COC or the cycle of concentration is a abbreviation or term used when talking about cooling water. This value specifies how often the fresh water is used, before it is blown down or bleed off from the cooling tower.
In detail this means, in a open cooling water system there are usually cooling towers and consumers, such as heat exchangers or similar. The cooling water is circulated all the time.
The cooling water leaves the cooling tower at a certain temperture and comes back from the consumers in a higher temperature. This higher temperature will be cooled down in the cooling tower when part of the water is evaporated. Using the effect of evaporation chill.
As only water can evaporate, the minerals solved or suspended in the cooling water can not. So the amount of minerals in the cooling water are increasing over time. These minerals will lead to scaling or fouling in the system. To minimize this, the water has to be replaced regular. This is done by the so called blow down or bleed off. Part of the higher concentrated cooling water is drained from the system and replaced by feed water. The feed water holds far less minerals. This fresh water is used to replace the water evaporated and bleed off. The new water is diluting the left cooling water and so brings down the overall concentration in the cooling water.

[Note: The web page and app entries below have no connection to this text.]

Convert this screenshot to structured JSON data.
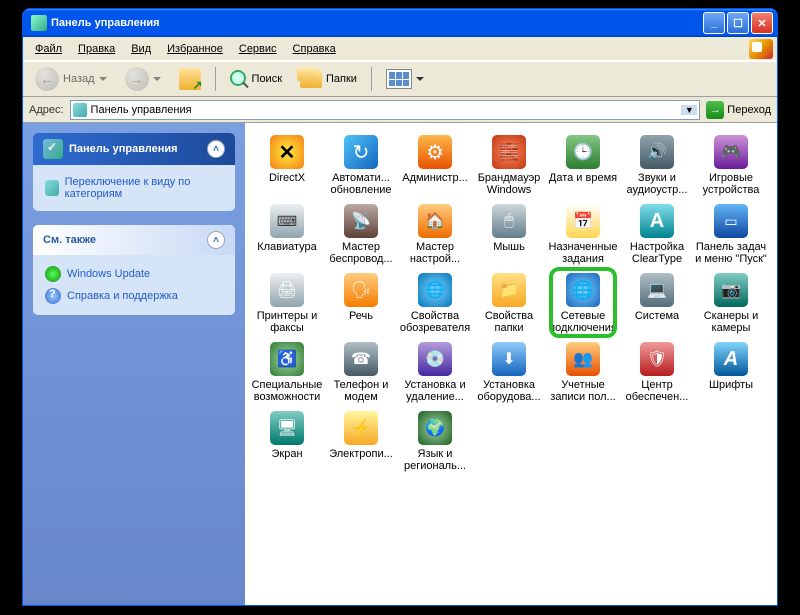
{
  "titlebar": {
    "title": "Панель управления"
  },
  "menu": {
    "file": "Файл",
    "edit": "Правка",
    "view": "Вид",
    "favorites": "Избранное",
    "tools": "Сервис",
    "help": "Справка"
  },
  "toolbar": {
    "back": "Назад",
    "search": "Поиск",
    "folders": "Папки"
  },
  "address": {
    "label": "Адрес:",
    "value": "Панель управления",
    "go": "Переход"
  },
  "sidebar": {
    "panel1": {
      "title": "Панель управления",
      "switch": "Переключение к виду по категориям"
    },
    "panel2": {
      "title": "См. также",
      "links": [
        {
          "label": "Windows Update"
        },
        {
          "label": "Справка и поддержка"
        }
      ]
    }
  },
  "items": [
    {
      "label": "DirectX"
    },
    {
      "label": "Автомати... обновление"
    },
    {
      "label": "Администр..."
    },
    {
      "label": "Брандмауэр Windows"
    },
    {
      "label": "Дата и время"
    },
    {
      "label": "Звуки и аудиоустр..."
    },
    {
      "label": "Игровые устройства"
    },
    {
      "label": "Клавиатура"
    },
    {
      "label": "Мастер беспровод..."
    },
    {
      "label": "Мастер настрой..."
    },
    {
      "label": "Мышь"
    },
    {
      "label": "Назначенные задания"
    },
    {
      "label": "Настройка ClearType"
    },
    {
      "label": "Панель задач и меню \"Пуск\""
    },
    {
      "label": "Принтеры и факсы"
    },
    {
      "label": "Речь"
    },
    {
      "label": "Свойства обозревателя"
    },
    {
      "label": "Свойства папки"
    },
    {
      "label": "Сетевые подключения",
      "highlight": true
    },
    {
      "label": "Система"
    },
    {
      "label": "Сканеры и камеры"
    },
    {
      "label": "Специальные возможности"
    },
    {
      "label": "Телефон и модем"
    },
    {
      "label": "Установка и удаление..."
    },
    {
      "label": "Установка оборудова..."
    },
    {
      "label": "Учетные записи пол..."
    },
    {
      "label": "Центр обеспечен..."
    },
    {
      "label": "Шрифты"
    },
    {
      "label": "Экран"
    },
    {
      "label": "Электропи..."
    },
    {
      "label": "Язык и региональ..."
    }
  ]
}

The cycle of concentration specifies the relation in between the concentration of minerals in the feed water and the cooling water.
So assumed the feed water has 100 TDS and the cooling water in the loop has 400 TDS, the COC will be 4. As higher the COC as less water is needed for replacement.